- Cardiovascular: Fast or fluttering heartbeat, panic attacks
- Neurological: Feelings of agitation, irritability, or uneasiness, drowsiness, loss of muscle coordination in arms or legs, hallucinations, seizures
- Gastrointestinal: Loss of appetite, nausea, constipation, diarrhea, liver damage
Long Term Dangers
Kratom dependency is documented in the scientific literature in the journal Drug and Alcohol Dependency. More than half of users who consumed kratom for six months or longer develop severe dependency problems. The other half show moderate addiction.
Did you get that?

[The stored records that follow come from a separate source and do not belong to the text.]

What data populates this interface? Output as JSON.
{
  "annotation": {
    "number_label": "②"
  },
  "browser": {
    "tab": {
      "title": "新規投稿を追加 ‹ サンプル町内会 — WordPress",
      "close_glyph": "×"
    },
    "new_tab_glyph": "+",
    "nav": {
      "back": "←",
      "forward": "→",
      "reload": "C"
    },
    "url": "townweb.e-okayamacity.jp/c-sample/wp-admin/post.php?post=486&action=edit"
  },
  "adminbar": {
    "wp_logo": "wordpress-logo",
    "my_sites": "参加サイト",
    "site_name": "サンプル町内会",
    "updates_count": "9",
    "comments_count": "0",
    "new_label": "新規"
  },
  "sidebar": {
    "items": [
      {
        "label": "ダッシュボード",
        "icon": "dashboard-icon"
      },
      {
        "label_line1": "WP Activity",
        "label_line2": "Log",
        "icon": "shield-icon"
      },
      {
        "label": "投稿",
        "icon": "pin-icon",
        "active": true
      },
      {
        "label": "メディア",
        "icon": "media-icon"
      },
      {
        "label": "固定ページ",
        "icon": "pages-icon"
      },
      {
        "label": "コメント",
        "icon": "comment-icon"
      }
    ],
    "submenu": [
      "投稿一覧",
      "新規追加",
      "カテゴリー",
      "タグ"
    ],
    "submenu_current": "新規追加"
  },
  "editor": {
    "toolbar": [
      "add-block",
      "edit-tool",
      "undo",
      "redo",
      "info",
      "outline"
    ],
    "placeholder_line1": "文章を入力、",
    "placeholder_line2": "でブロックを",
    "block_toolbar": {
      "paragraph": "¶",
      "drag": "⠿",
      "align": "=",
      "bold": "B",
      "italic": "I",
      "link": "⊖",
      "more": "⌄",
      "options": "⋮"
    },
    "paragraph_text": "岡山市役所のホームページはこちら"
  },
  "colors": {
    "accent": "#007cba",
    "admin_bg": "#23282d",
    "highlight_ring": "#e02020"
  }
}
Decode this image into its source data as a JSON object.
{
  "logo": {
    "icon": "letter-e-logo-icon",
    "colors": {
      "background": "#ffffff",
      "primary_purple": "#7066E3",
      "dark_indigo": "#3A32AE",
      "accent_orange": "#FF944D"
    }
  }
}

Nearly 100% of people using kratom for 6 months or longer were addicted – either moderately or severely.
Those who consumed 3 or more glasses per day had a higher risk of developing severe addiction. These individuals were also likely to experience uncontrollable kratom cravings and withdrawal symptoms which included: (7)
The journal Addiction Biology also warns of the “evidence for an addiction potential with cognitive impairments for mitragynine [kratom], which suggest its classification as a harmful drug”. (8)
The Effects of Kratom – Bottom Line
The current scientific literature on kratom summarized above is certainly ominous.
However, much more research needs to be done on the effects of kratom.
In the meantime, savvy parents will take the initiative to warn their children to avoid this herb when frequenting cafes and restaurants with their friends.
I certainly love a good natural remedy as much as anyone, but just because something is natural does not make it safe!
Just Say No … to Kratom!
(1) New York City bans CBD in bars and restaurants
(2) Legality of Kratom in New York
(3) Lawsuit says Kratom Tea Caused Teen’s Brain Damage
(4, 5) FDA and Kratom
(6) Kratom Side Effects
(7) Kratom (Mitragyna speciosa) dependence, withdrawal symptoms and craving in regular users
(8) Abuse potential and adverse cognitive effects of mitragynine
Sarah Pope has been a Health and Nutrition Educator since 2002. Her work is dedicated to helping families effectively incorporate the principles of ancestral diets within the modern household. She is a sought after lecturer around the world for conferences, summits, and podcasts.
Her work has been covered by major media including USA Today, ABC, NBC, and many others.